● ACTION ITEM:
The entries are to be output in full, word for word.

● DATA SHOWN:
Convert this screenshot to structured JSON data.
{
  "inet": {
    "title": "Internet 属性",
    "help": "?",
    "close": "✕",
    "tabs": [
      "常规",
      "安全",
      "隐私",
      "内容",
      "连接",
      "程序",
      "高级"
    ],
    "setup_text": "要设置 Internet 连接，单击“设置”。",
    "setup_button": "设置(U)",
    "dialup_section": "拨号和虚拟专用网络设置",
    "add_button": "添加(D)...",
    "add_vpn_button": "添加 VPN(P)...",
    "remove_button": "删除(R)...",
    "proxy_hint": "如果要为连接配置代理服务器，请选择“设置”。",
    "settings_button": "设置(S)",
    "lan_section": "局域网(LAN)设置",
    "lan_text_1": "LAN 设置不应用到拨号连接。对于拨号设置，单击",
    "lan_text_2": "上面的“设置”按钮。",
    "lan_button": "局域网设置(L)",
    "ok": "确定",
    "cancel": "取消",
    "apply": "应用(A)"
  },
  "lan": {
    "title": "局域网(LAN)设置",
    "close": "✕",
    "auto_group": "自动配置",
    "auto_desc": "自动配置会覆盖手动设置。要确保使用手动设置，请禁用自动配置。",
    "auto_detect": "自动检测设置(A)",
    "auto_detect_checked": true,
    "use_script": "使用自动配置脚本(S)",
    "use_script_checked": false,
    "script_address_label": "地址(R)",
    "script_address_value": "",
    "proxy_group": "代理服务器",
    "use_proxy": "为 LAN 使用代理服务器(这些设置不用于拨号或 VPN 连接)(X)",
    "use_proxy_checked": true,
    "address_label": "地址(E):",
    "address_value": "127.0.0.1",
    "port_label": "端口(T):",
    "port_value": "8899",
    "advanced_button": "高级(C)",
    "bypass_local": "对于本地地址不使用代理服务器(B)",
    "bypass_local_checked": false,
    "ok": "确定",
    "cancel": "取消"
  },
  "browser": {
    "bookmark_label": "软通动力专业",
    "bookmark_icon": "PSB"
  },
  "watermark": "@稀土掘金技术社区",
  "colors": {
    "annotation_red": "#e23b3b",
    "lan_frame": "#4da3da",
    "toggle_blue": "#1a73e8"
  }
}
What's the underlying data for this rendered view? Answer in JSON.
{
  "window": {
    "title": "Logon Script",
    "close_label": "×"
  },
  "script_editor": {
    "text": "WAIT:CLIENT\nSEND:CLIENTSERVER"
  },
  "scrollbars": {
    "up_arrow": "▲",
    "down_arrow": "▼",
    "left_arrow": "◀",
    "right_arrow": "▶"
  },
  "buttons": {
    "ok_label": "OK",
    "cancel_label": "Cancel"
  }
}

● OUTPUT:
Convert this screenshot to structured JSON data.
{
  "inet": {
    "title": "Internet 属性",
    "help": "?",
    "close": "✕",
    "tabs": [
      "常规",
      "安全",
      "隐私",
      "内容",
      "连接",
      "程序",
      "高级"
    ],
    "setup_text": "要设置 Internet 连接，单击“设置”。",
    "setup_button": "设置(U)",
    "dialup_section": "拨号和虚拟专用网络设置",
    "add_button": "添加(D)...",
    "add_vpn_button": "添加 VPN(P)...",
    "remove_button": "删除(R)...",
    "proxy_hint": "如果要为连接配置代理服务器，请选择“设置”。",
    "settings_button": "设置(S)",
    "lan_section": "局域网(LAN)设置",
    "lan_text_1": "LAN 设置不应用到拨号连接。对于拨号设置，单击",
    "lan_text_2": "上面的“设置”按钮。",
    "lan_button": "局域网设置(L)",
    "ok": "确定",
    "cancel": "取消",
    "apply": "应用(A)"
  },
  "lan": {
    "title": "局域网(LAN)设置",
    "close": "✕",
    "auto_group": "自动配置",
    "auto_desc": "自动配置会覆盖手动设置。要确保使用手动设置，请禁用自动配置。",
    "auto_detect": "自动检测设置(A)",
    "auto_detect_checked": true,
    "use_script": "使用自动配置脚本(S)",
    "use_script_checked": false,
    "script_address_label": "地址(R)",
    "script_address_value": "",
    "proxy_group": "代理服务器",
    "use_proxy": "为 LAN 使用代理服务器(这些设置不用于拨号或 VPN 连接)(X)",
    "use_proxy_checked": true,
    "address_label": "地址(E):",
    "address_value": "127.0.0.1",
    "port_label": "端口(T):",
    "port_value": "8899",
    "advanced_button": "高级(C)",
    "bypass_local": "对于本地地址不使用代理服务器(B)",
    "bypass_local_checked": false,
    "ok": "确定",
    "cancel": "取消"
  },
  "browser": {
    "bookmark_label": "软通动力专业",
    "bookmark_icon": "PSB"
  },
  "watermark": "@稀土掘金技术社区",
  "colors": {
    "annotation_red": "#e23b3b",
    "lan_frame": "#4da3da",
    "toggle_blue": "#1a73e8"
  }
}
What's the underlying data for this rendered view? Answer in JSON.
{
  "window": {
    "title": "Logon Script",
    "close_label": "×"
  },
  "script_editor": {
    "text": "WAIT:CLIENT\nSEND:CLIENTSERVER"
  },
  "scrollbars": {
    "up_arrow": "▲",
    "down_arrow": "▼",
    "left_arrow": "◀",
    "right_arrow": "▶"
  },
  "buttons": {
    "ok_label": "OK",
    "cancel_label": "Cancel"
  }
}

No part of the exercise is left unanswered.